“It just feels good to scream at the top of my lungs,” admits UNITYTX vocalist Jay Webster. “And not even at anyone. Sometimes you just need to scream.” Truer words have rarely been spoken in the context of recent history, and on their debut Pure Noise LP, FERALITY, UNITYTX confront the last few years head-on with a blistering cocktail of car crash energy, sludgy horror-show macabre, industrial metal sheen and sinister subliminality.
Produced by Andrew Wade (A Day To Remember, Wage War), FERALITY follows the band’s 2019’s Madboy, their first EP for Pure Noise that elevated the Dallas-based quartet (Webster, guitarist Ricky Cova, bassist Kendrick Nicholson and drummer Jonathan Flores) onto tours with the likes of Silverstein, The Amity Affliction and Poppy and shone a spotlight on the genre-bending sonic blend UNITYTX have been building in the underground since 2014.
“We put out Madboy and then COVID hit. It was like we were having to start back at square one,” Webster admits. “That anxiety, the feeling like it’s not good enough no matter how hard you’re working – it really took a toll on me. It feels like you’re an animal in a cage, dealing with repetition and anger until you hit your breaking point.”
From its evocative cover art through its 11 tracks, FERALITY is a case study in inner turmoil, awash in what Webster, one of the most versatile new vocalists in heavy music, describes as a “Jekyll and Hyde split personality.” “I’ve been trying to not be at war with the world as much,” he says. “You’re always going to have hardships with people in life, but a lot of the album is a real look in the mirror, me at war with myself.

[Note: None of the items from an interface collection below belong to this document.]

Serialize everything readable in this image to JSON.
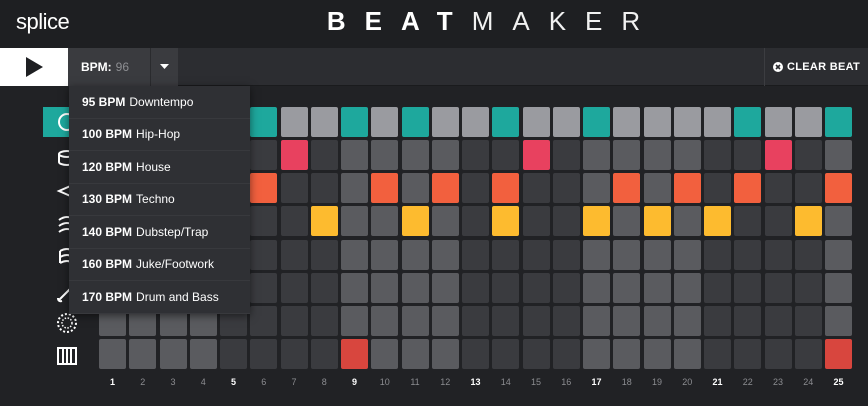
{
  "header": {
    "logo": "splice",
    "title_bold": "BEAT",
    "title_light": "MAKER"
  },
  "toolbar": {
    "bpm_label": "BPM:",
    "bpm_value": "96",
    "clear_label": "CLEAR BEAT"
  },
  "bpm_options": [
    {
      "bpm": "95 BPM",
      "genre": "Downtempo"
    },
    {
      "bpm": "100 BPM",
      "genre": "Hip-Hop"
    },
    {
      "bpm": "120 BPM",
      "genre": "House"
    },
    {
      "bpm": "130 BPM",
      "genre": "Techno"
    },
    {
      "bpm": "140 BPM",
      "genre": "Dubstep/Trap"
    },
    {
      "bpm": "160 BPM",
      "genre": "Juke/Footwork"
    },
    {
      "bpm": "170 BPM",
      "genre": "Drum and Bass"
    }
  ],
  "instruments": [
    "cymbal-icon",
    "snare-icon",
    "hihat-icon",
    "clap-icon",
    "tom-icon",
    "shaker-icon",
    "tambourine-icon",
    "keys-icon"
  ],
  "colors": {
    "teal": "#1ea89d",
    "pink": "#e8415f",
    "orange": "#f2603e",
    "yellow": "#fdbb2f",
    "red": "#d8463e",
    "beat_light": "#5a5b5f",
    "beat_dark": "#3a3b3f"
  },
  "steps": [
    "1",
    "2",
    "3",
    "4",
    "5",
    "6",
    "7",
    "8",
    "9",
    "10",
    "11",
    "12",
    "13",
    "14",
    "15",
    "16",
    "17",
    "18",
    "19",
    "20",
    "21",
    "22",
    "23",
    "24",
    "25"
  ],
  "pattern": {
    "row0": {
      "color": "teal",
      "on": [
        6,
        9,
        11,
        14,
        17,
        22,
        25
      ]
    },
    "row1": {
      "color": "pink",
      "on": [
        7,
        15,
        23
      ]
    },
    "row2": {
      "color": "orange",
      "on": [
        6,
        10,
        12,
        14,
        18,
        20,
        22,
        25
      ]
    },
    "row3": {
      "color": "yellow",
      "on": [
        8,
        11,
        14,
        17,
        19,
        21,
        24
      ]
    },
    "row4": {
      "color": "teal",
      "on": []
    },
    "row5": {
      "color": "teal",
      "on": []
    },
    "row6": {
      "color": "teal",
      "on": []
    },
    "row7": {
      "color": "red",
      "on": [
        9,
        25
      ]
    }
  }
}
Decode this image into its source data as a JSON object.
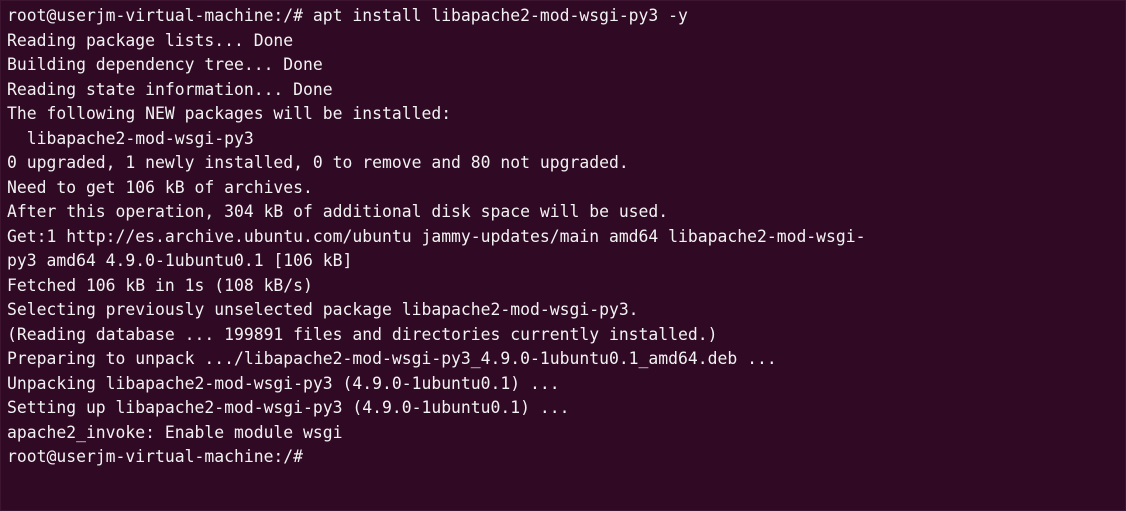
{
  "terminal": {
    "background": "#300a24",
    "foreground": "#f2f2f2",
    "lines": [
      "root@userjm-virtual-machine:/# apt install libapache2-mod-wsgi-py3 -y",
      "Reading package lists... Done",
      "Building dependency tree... Done",
      "Reading state information... Done",
      "The following NEW packages will be installed:",
      "  libapache2-mod-wsgi-py3",
      "0 upgraded, 1 newly installed, 0 to remove and 80 not upgraded.",
      "Need to get 106 kB of archives.",
      "After this operation, 304 kB of additional disk space will be used.",
      "Get:1 http://es.archive.ubuntu.com/ubuntu jammy-updates/main amd64 libapache2-mod-wsgi-",
      "py3 amd64 4.9.0-1ubuntu0.1 [106 kB]",
      "Fetched 106 kB in 1s (108 kB/s)",
      "Selecting previously unselected package libapache2-mod-wsgi-py3.",
      "(Reading database ... 199891 files and directories currently installed.)",
      "Preparing to unpack .../libapache2-mod-wsgi-py3_4.9.0-1ubuntu0.1_amd64.deb ...",
      "Unpacking libapache2-mod-wsgi-py3 (4.9.0-1ubuntu0.1) ...",
      "Setting up libapache2-mod-wsgi-py3 (4.9.0-1ubuntu0.1) ...",
      "apache2_invoke: Enable module wsgi"
    ],
    "prompt": "root@userjm-virtual-machine:/# "
  }
}
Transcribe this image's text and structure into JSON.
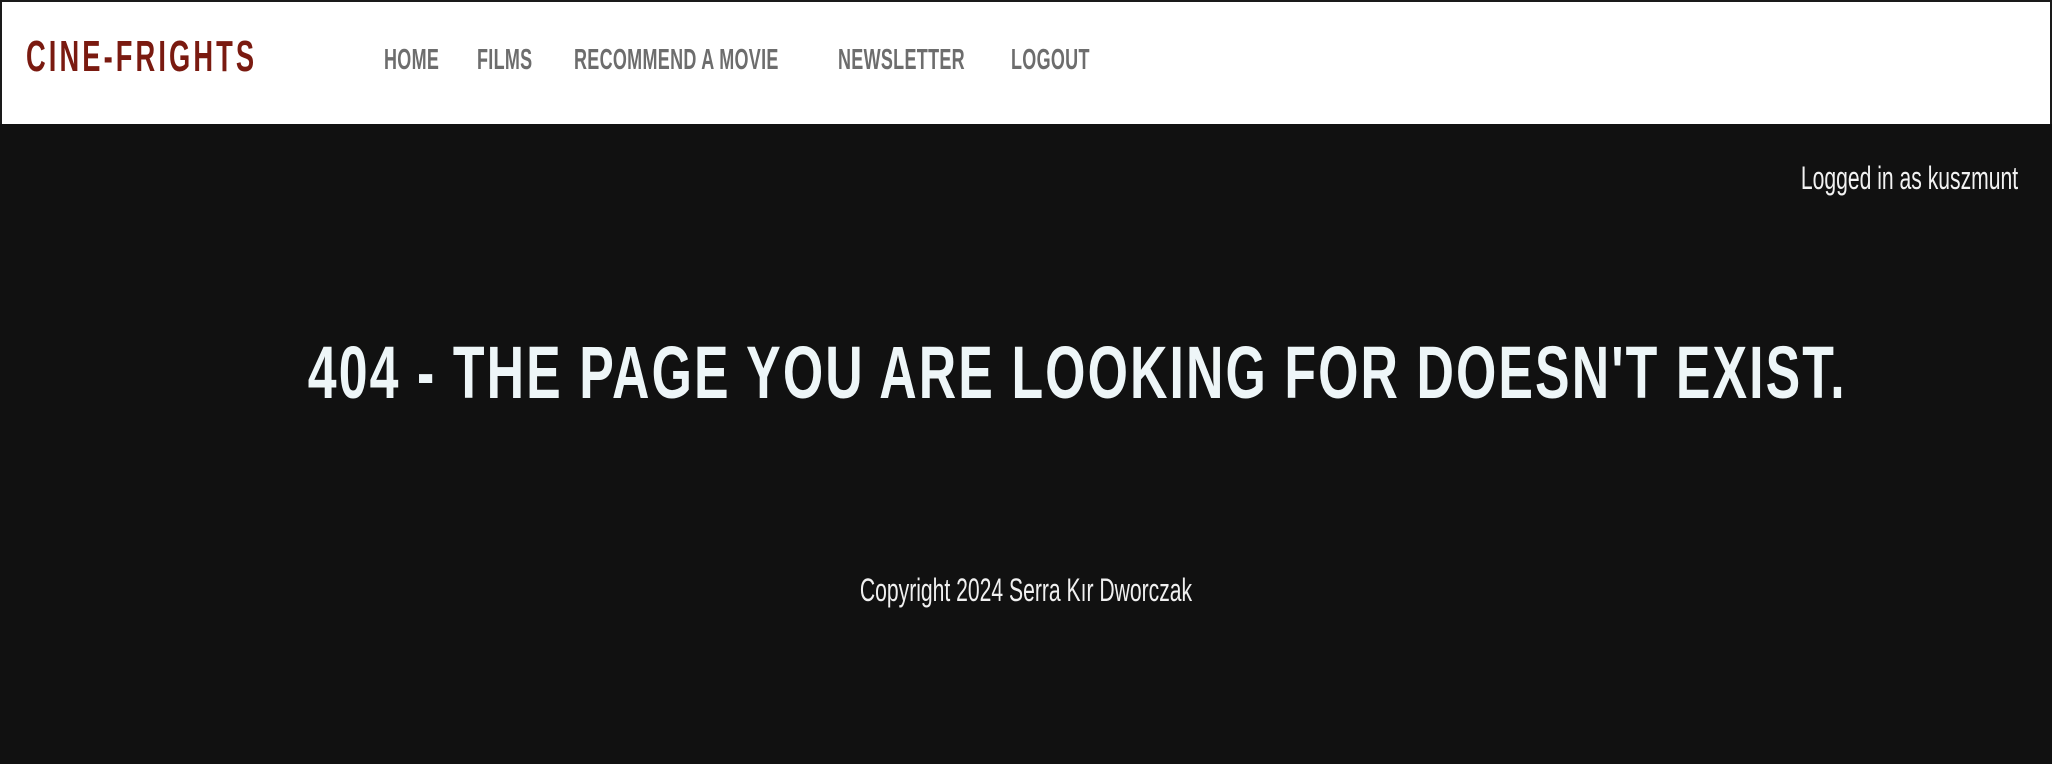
{
  "header": {
    "brand": "CINE-FRIGHTS",
    "nav": {
      "home": "HOME",
      "films": "FILMS",
      "recommend": "RECOMMEND A MOVIE",
      "newsletter": "NEWSLETTER",
      "logout": "LOGOUT"
    }
  },
  "main": {
    "login_status": "Logged in as kuszmunt",
    "error_message": "404 - THE PAGE YOU ARE LOOKING FOR DOESN'T EXIST.",
    "copyright": "Copyright 2024 Serra Kır Dworczak"
  },
  "colors": {
    "brand": "#7a1a10",
    "nav_text": "#6d6d6d",
    "header_bg": "#ffffff",
    "page_bg": "#111111",
    "text_light": "#eef6f8"
  }
}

I feel like this is a different beast.”
There’s not much self grace given, from the opening notes of “ROTTING AWAY (GORE),” bathed in seven-string doom, to the haunting “STING” and album standout “LOST IN DAYZ,” which paints an all-too-familiar cycle of anxiety-induced anger and lost innocence that bubbles to the album’s most harrowing chorus (“We were all just kids / So what the fuck I do / Cuz every day is like I want to blow my brains out”).
But when UNITYTX cut these more caustic moments, whether with the swinging verve of “ROC SH!T,” leading with full-chested machismo and swagger, or their some of their most brilliantly melodic material to date (“BURNOUT,” “DIAMOND DIEZ” and the Meteora-inspired “PICTURE THIS”) FERALITY really begins to take shape, marrying the brutality of turn-of-the-century hard rock, swagger of hardcore hip-hop, and shapeshifting spirit of new-age metalcore, careening through the last 25 years of heavy music while pushing the genre forward in captivating new ways.
“I started doing this because I wanted to play music with my friends, then eventually I realized it had potential because I could write and say anything I wanted,” Webster explains. “I want our music to be hip-hop-adjacent but also into old-school nü-metal and hardcore and metalcore – all of it. People always say, ‘Oh, you sound like this band or that band.’ Bro, I’m just a songwriter.”